EXERCISE INSTRUCTIONS: Provide the number of lines of the records that include "grid", with no other content.

EXTRACTED RECORDS:
********************
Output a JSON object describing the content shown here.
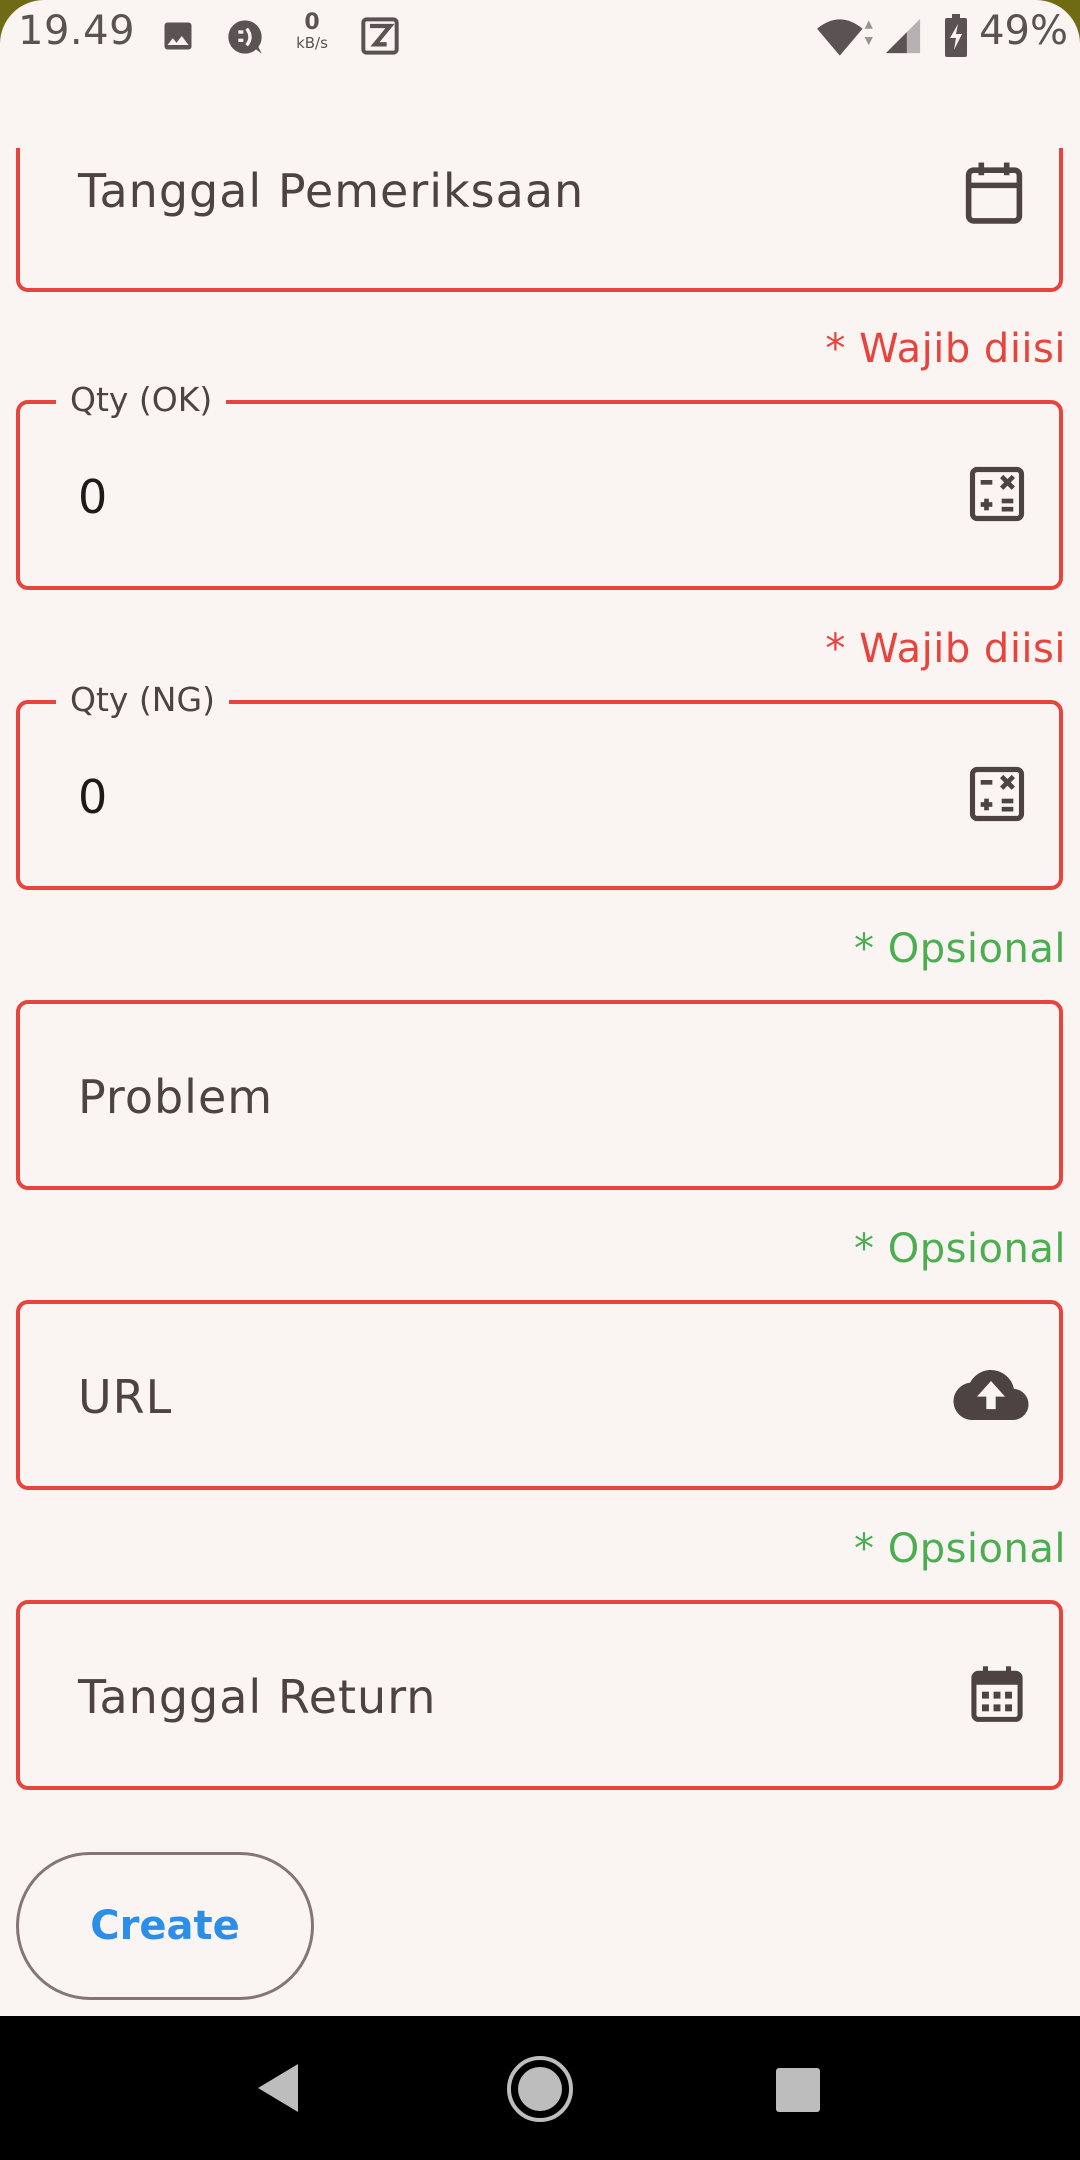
{
  "status_bar": {
    "time": "19.49",
    "net_speed_value": "0",
    "net_speed_unit": "kB/s",
    "battery": "49%",
    "icons": [
      "image-icon",
      "chat-icon",
      "net-speed-icon",
      "app-k-icon",
      "wifi-icon",
      "signal-icon",
      "battery-icon"
    ]
  },
  "form": {
    "tanggal_pemeriksaan": {
      "placeholder": "Tanggal Pemeriksaan",
      "icon": "calendar-icon"
    },
    "qty_ok": {
      "hint": "* Wajib diisi",
      "label": "Qty (OK)",
      "value": "0",
      "icon": "calculator-icon"
    },
    "qty_ng": {
      "hint": "* Wajib diisi",
      "label": "Qty (NG)",
      "value": "0",
      "icon": "calculator-icon"
    },
    "problem": {
      "hint": "* Opsional",
      "placeholder": "Problem"
    },
    "url": {
      "hint": "* Opsional",
      "placeholder": "URL",
      "icon": "cloud-upload-icon"
    },
    "tanggal_return": {
      "hint": "* Opsional",
      "placeholder": "Tanggal Return",
      "icon": "calendar-grid-icon"
    },
    "create_label": "Create"
  },
  "colors": {
    "error": "#e7443d",
    "optional": "#4bae50",
    "button_text": "#2b8ee8",
    "background": "#faf5f2",
    "wallpaper": "#6f6a14"
  },
  "nav_bar": {
    "icons": [
      "back-icon",
      "home-icon",
      "recents-icon"
    ]
  }
}
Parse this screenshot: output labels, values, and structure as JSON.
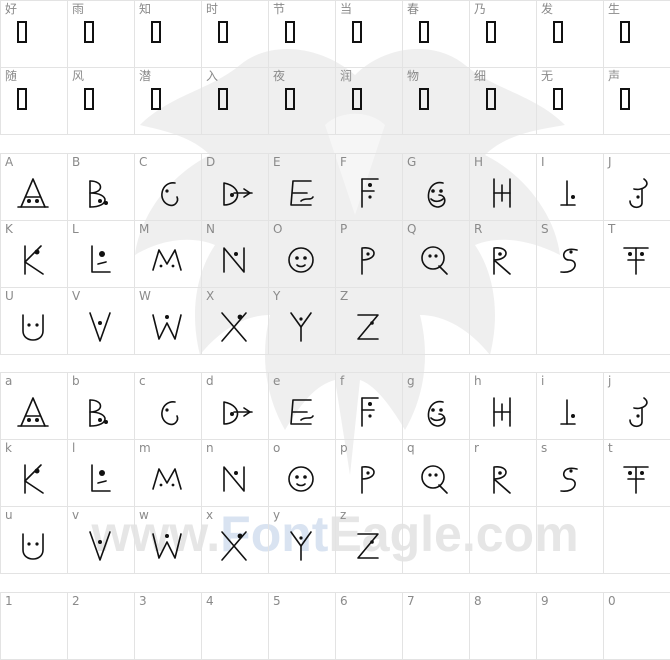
{
  "sections": [
    {
      "name": "chinese",
      "rows": [
        [
          "好",
          "雨",
          "知",
          "时",
          "节",
          "当",
          "春",
          "乃",
          "发",
          "生"
        ],
        [
          "随",
          "风",
          "潜",
          "入",
          "夜",
          "润",
          "物",
          "细",
          "无",
          "声"
        ]
      ]
    },
    {
      "name": "uppercase",
      "rows": [
        [
          "A",
          "B",
          "C",
          "D",
          "E",
          "F",
          "G",
          "H",
          "I",
          "J"
        ],
        [
          "K",
          "L",
          "M",
          "N",
          "O",
          "P",
          "Q",
          "R",
          "S",
          "T"
        ],
        [
          "U",
          "V",
          "W",
          "X",
          "Y",
          "Z",
          "",
          "",
          "",
          ""
        ]
      ]
    },
    {
      "name": "lowercase",
      "rows": [
        [
          "a",
          "b",
          "c",
          "d",
          "e",
          "f",
          "g",
          "h",
          "i",
          "j"
        ],
        [
          "k",
          "l",
          "m",
          "n",
          "o",
          "p",
          "q",
          "r",
          "s",
          "t"
        ],
        [
          "u",
          "v",
          "w",
          "x",
          "y",
          "z",
          "",
          "",
          "",
          ""
        ]
      ]
    },
    {
      "name": "digits",
      "rows": [
        [
          "1",
          "2",
          "3",
          "4",
          "5",
          "6",
          "7",
          "8",
          "9",
          "0"
        ]
      ]
    }
  ],
  "watermark": {
    "brand_left": "www.",
    "brand_mid": "Font",
    "brand_right": "Eagle.com"
  },
  "colors": {
    "grid": "#e3e3e3",
    "label": "#8a8a8a",
    "glyph": "#111111",
    "watermark": "#e6e6e6"
  }
}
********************
RESULT OF THE EXERCISE: 2